PAC abandons enquiry on National Petroleum Fund looting

24 Feb 2019

BY THOBO MOTLHOKA

The Public Accounts Committee (PAC) on the ‘Review of the National Petroleum Fund (NPF)’ multi-million Pula looting scandal have called off investigations into the matter.

The committee, led by Member of Parliament Abram Kesupile, was tasked with conducting a review of the NPF with the view to assessing the veracity or otherwise of financial impropriety of the petroleum fund.

The review followed a motion tabled by Specially Elected MP Mephato Reatile in 2018. It entailed examination of financial records and other related communications as well as interviewing key witnesses in the NPF scandal that has shocked the nation.

Addressing Parliament this week Kesupile said the decision to abandon the enquiry followed advice by the Attorney General’s office that it would be in the best interest of the case that the Committee left the matter to the courts.

“Shortly after the commencement of our work, the law enforcement agencies started vigorously to investigate the same issue leading to arrests of certain persons some of who were very key to our review and some indeed had appeared before the committee,” Kesupile said.

As a result, the Kanye South legislator said, they found that they could not summon certain witnesses to appear before the committee as the witnesses pleaded that the matter was still sub judice and as such did not wish to put themselves in positions of self-incrimination.

“When the committee adjourned last year on December 10, 2018 it was mainly to agree on finalising our assignment with a view to then preparing a report for this house. I wish to state  therefore …that it was at this meeting that the issue as to whether we could proceed as we had been doing arose and this then led to an opinion being sought from the Attorney General looking at events unravelling in the courts regarding the matter,” Kesupile told parliament.

He said the committee then met and reflected on the AG’s advice before agreeing in the majority that there was wisdom in the legal advice and therefore could not proceed with the enquiry.

Suspects in the P250 million white collar heist have included among others Bakang Seretse, Judge Zein Kebonang, his twin brother and former Trade Minister Sadique Kebonang, Executive Director of Botswana Energy Regulatory Authority (BERA) Kenneth Kerekang.

They recently appeared again at the Broadhurst Magistrate Court charged with money laundering among other charges as the case continues. The prosecution has promised to add more charges and suspects as the case continues.

The P250 million intended for the construction of fuel storage tanks for the DISS (Directorate of Intelligence and Security Services) was traced to Israel.

The transaction attracted interest from financial watchdogs like the Financial Intelligence Authority (FIA), Bank of Botswana, Capital Bank as well as the United States based financial agencies that monitor fraud.
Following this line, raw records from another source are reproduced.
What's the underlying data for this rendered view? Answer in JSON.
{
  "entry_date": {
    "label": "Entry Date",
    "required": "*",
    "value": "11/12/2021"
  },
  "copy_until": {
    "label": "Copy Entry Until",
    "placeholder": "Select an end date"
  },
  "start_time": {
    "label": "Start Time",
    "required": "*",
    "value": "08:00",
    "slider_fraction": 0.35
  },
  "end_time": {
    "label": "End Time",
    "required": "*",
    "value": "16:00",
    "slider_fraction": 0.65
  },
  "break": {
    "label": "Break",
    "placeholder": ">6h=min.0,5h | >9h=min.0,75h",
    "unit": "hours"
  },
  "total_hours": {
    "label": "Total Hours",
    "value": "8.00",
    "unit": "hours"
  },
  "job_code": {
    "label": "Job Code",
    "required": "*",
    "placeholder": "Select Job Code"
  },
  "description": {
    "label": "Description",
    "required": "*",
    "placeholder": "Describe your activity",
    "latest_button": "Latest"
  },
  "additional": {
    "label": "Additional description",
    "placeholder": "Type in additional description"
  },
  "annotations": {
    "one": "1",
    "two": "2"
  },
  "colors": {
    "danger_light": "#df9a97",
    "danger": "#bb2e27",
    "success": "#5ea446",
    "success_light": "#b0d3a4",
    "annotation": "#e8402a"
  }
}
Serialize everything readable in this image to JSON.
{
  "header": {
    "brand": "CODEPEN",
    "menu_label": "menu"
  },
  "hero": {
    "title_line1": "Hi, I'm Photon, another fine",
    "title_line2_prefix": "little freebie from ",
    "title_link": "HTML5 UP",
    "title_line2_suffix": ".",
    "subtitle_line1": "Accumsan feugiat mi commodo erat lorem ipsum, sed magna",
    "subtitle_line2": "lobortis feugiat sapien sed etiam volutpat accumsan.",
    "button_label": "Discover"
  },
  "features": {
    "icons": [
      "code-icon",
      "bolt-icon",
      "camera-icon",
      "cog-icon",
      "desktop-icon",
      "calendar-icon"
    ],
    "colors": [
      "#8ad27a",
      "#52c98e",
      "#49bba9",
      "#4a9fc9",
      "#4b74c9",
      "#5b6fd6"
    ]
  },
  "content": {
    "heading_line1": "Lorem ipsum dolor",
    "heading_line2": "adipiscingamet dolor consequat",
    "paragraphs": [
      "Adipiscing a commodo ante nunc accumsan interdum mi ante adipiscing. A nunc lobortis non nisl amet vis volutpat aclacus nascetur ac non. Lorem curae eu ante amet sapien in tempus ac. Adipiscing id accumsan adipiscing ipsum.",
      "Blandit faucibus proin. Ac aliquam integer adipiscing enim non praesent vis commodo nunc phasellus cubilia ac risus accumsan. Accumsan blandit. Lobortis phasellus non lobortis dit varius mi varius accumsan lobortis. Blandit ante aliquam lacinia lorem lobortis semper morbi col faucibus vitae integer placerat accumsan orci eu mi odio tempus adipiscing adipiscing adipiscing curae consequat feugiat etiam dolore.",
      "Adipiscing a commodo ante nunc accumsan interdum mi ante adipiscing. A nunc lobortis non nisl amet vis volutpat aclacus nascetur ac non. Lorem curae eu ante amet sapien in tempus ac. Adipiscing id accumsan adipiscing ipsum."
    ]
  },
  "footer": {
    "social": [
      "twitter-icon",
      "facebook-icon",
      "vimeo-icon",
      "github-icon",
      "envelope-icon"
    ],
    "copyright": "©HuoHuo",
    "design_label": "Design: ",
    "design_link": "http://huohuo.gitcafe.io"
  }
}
The money had initially been requested by then Director General of DISS, Isaac Kgosi, to build fuel containers for security agencies but ended up transferred to Israel to pay for military, anti-poaching and surveillance equipment.

On August 2017, Kgosi wrote a confidential Savingram to the then Director of Energy Department, Kenneth Kerekang, requesting a total of P250 million to be used in the construction of Petroleum Storage Facilities.

The transaction attracted the attention of financial watch-dogs which uncovered a string of suspicious transactions, a web of interconnected companies with cross shareholdings and intrigues snowballing into money laundering criminal charges against some of Botswana’s prominent investment executives and political leaders.